On Tuesday, March 17 our provincial government took the unprecedented step of prohibiting all Albertans from attending bars and nightclubs, where minors are prohibited by law. This order was included with a prohibition from attending public recreational facilities and private entertainment facilities, including gyms, swimming pools, arenas, science centres, museums, art galleries, community centres, children’s play centres, casinos, racing entertainment centres and bingo halls.
The goal of the orders was to limit the amount of time Albertans are spending in large crowds and crowded spaces.
As a bar owner, I was disappointed, although not surprised, to see this announcement.
I had seen closures in other jurisdictions and realized it was only a matter of time for us to follow suit. I was immediately concerned for the financial future of my staff, and of course for my own.

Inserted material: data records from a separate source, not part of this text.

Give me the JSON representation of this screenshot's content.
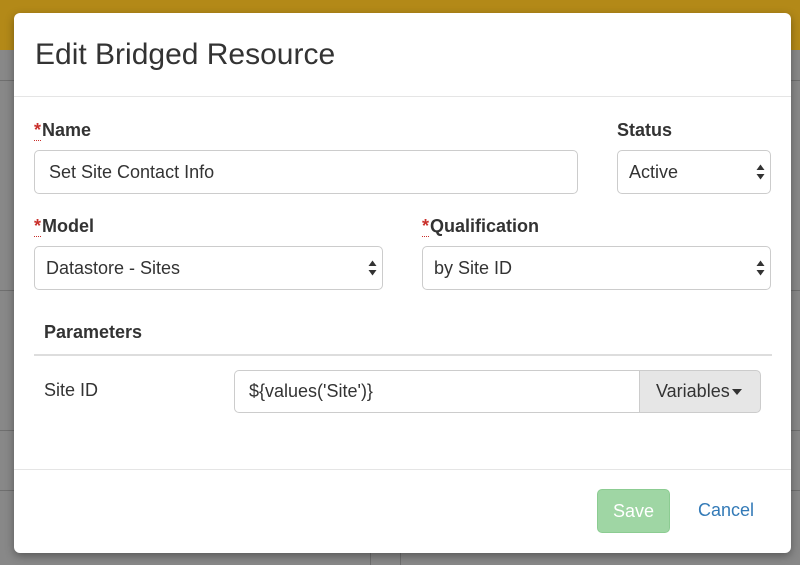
{
  "modal": {
    "title": "Edit Bridged Resource"
  },
  "fields": {
    "name": {
      "required_mark": "*",
      "label": "Name",
      "value": "Set Site Contact Info"
    },
    "status": {
      "label": "Status",
      "value": "Active"
    },
    "model": {
      "required_mark": "*",
      "label": "Model",
      "value": "Datastore - Sites"
    },
    "qualification": {
      "required_mark": "*",
      "label": "Qualification",
      "value": "by Site ID"
    }
  },
  "parameters": {
    "heading": "Parameters",
    "rows": [
      {
        "label": "Site ID",
        "value": "${values('Site')}",
        "button_label": "Variables"
      }
    ]
  },
  "footer": {
    "save_label": "Save",
    "cancel_label": "Cancel"
  },
  "colors": {
    "header_bar": "#b38918",
    "required": "#c9302c",
    "save_disabled": "#9fd6a4",
    "link": "#337ab7"
  }
}
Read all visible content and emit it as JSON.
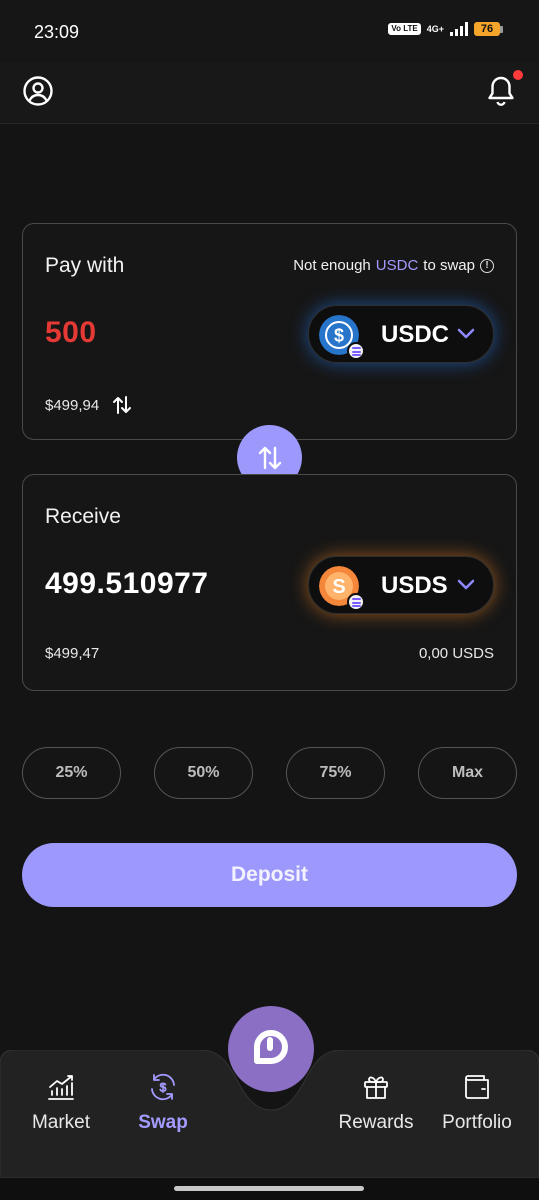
{
  "status_bar": {
    "time": "23:09",
    "network_badge": "Vo LTE",
    "network_type": "4G+",
    "battery": "76"
  },
  "header": {
    "profile_icon": "user-circle-icon",
    "notifications_icon": "bell-icon",
    "has_notification_dot": true
  },
  "pay": {
    "title": "Pay with",
    "warning_prefix": "Not enough",
    "warning_token": "USDC",
    "warning_suffix": "to swap",
    "amount": "500",
    "fiat_value": "$499,94",
    "token": "USDC",
    "token_color": "#2775ca"
  },
  "receive": {
    "title": "Receive",
    "amount": "499.510977",
    "fiat_value": "$499,47",
    "balance": "0,00 USDS",
    "token": "USDS",
    "token_color": "#f5873a"
  },
  "percent_buttons": [
    "25%",
    "50%",
    "75%",
    "Max"
  ],
  "deposit_label": "Deposit",
  "nav": {
    "items": [
      {
        "label": "Market",
        "icon": "chart-icon"
      },
      {
        "label": "Swap",
        "icon": "swap-icon",
        "active": true
      },
      {
        "label": "Rewards",
        "icon": "gift-icon"
      },
      {
        "label": "Portfolio",
        "icon": "wallet-icon"
      }
    ]
  },
  "colors": {
    "accent": "#9d98fb",
    "error": "#e53935",
    "background": "#141414"
  }
}
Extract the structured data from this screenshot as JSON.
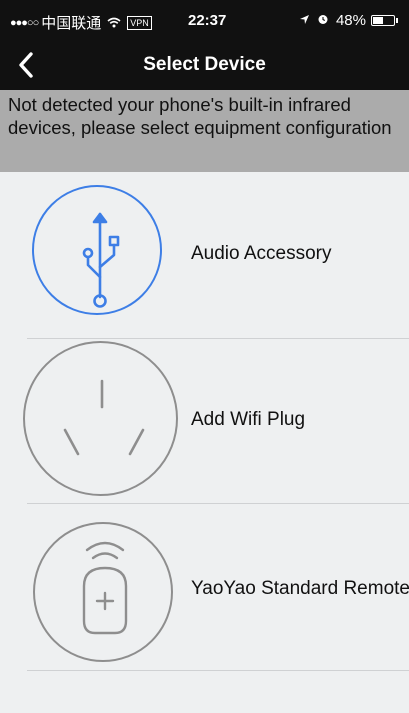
{
  "status_bar": {
    "signal_dots": "●●●○○",
    "carrier": "中国联通",
    "wifi_icon": "wifi-icon",
    "vpn_label": "VPN",
    "time": "22:37",
    "battery_pct": "48%",
    "battery_level": 0.48
  },
  "nav": {
    "title": "Select Device",
    "back_icon": "chevron-left-icon"
  },
  "notice": {
    "text": "Not detected your phone's built-in infrared devices, please select equipment configuration"
  },
  "devices": [
    {
      "label": "Audio Accessory",
      "icon": "usb-icon",
      "selected": true
    },
    {
      "label": "Add Wifi Plug",
      "icon": "wifi-plug-icon",
      "selected": false
    },
    {
      "label": "YaoYao Standard Remote",
      "icon": "remote-add-icon",
      "selected": false
    }
  ],
  "colors": {
    "accent": "#3d7ee6",
    "icon_gray": "#8e8e8e",
    "bar_bg": "#111111",
    "notice_bg": "#ababab",
    "list_bg": "#eef0f1"
  }
}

However, the COVID-19 crisis is causing widespread economic hardship and we will just have to ride it out as best as we can, just like everyone else.
Interestingly though, pubs, lounges and other licensed premises that have a minors-allowed license were allowed to stay open, although at a limited capacity.
The distinction between a “minors prohibited” and a “minors allowed” license is that the former is for a premises that has the sale and consumption of liquor as the primary source of business and the latter is for a premises that has the sale and consumption of food as the primary source of business.
If you want to allow minors in your premises you must have food as your primary source of business and you must have a commercial kitchen and a full menu available.
If you want to prohibit minors from your premises then there is no requirement for the commercial kitchen and the full menu, however, a minimum amount of food must still be made available.
It should be noted that only minors prohibited premises are allowed to have VLT machines.
My first reaction is that this isn’t fair.
How can some licensed premises be allowed to stay open and others not? Is a group of people in a minors allowed premises at any less risk of contracting or spreading COVID-19 than a group of people in a minors prohibited premises?
Then I told myself I’m just thinking selfishly.
Maybe we need all the food primary premises to stay open so that everyone can get a sit down meal, even though we’re being told to stay home unless it is essential for us to be out.
In our community over the past two days, most restaurants, including those with liquor licenses, have chosen to close for sit down meals and are only offering take-out or delivery service.
This seems like the right thing to do given the goal of “limiting the amount of time Albertans are spending in crowds or crowded spaces.”
However, just today I became aware that some minors prohibited premises are going to be allowed to re-open very shortly.
There are numerous minors prohibited premises throughout the province that qualify for a minors allowed license because they have a full commercial kitchen and offer a full menu. Even though they would be eligible for the minors allowed license they have chosen to operate under the minors prohibited license.
Presumably, they’ve chosen this because their operations aren’t appropriate for minors and/or they wanted the option of having VLT machines.
Regardless of their previous style of operation, these premises are now being allowed to change their liquor licenses to minors allowed, thus allowing them to re-open.
I’m having a hard time understanding the province’s motivation here.
I could argue that closing only premises with minors prohibited licenses was unfair in the first place and now allowing some of those premises to change their license in order to reopen is even more unfair.
But, again, that would be selfish of me.
My greater concern is how the province can tell us how important it is to self-isolate and practice social distancing but then allow premises that have been operating as bars and nightclubs to simply say that they don’t operate that way anymore and allow them to reopen.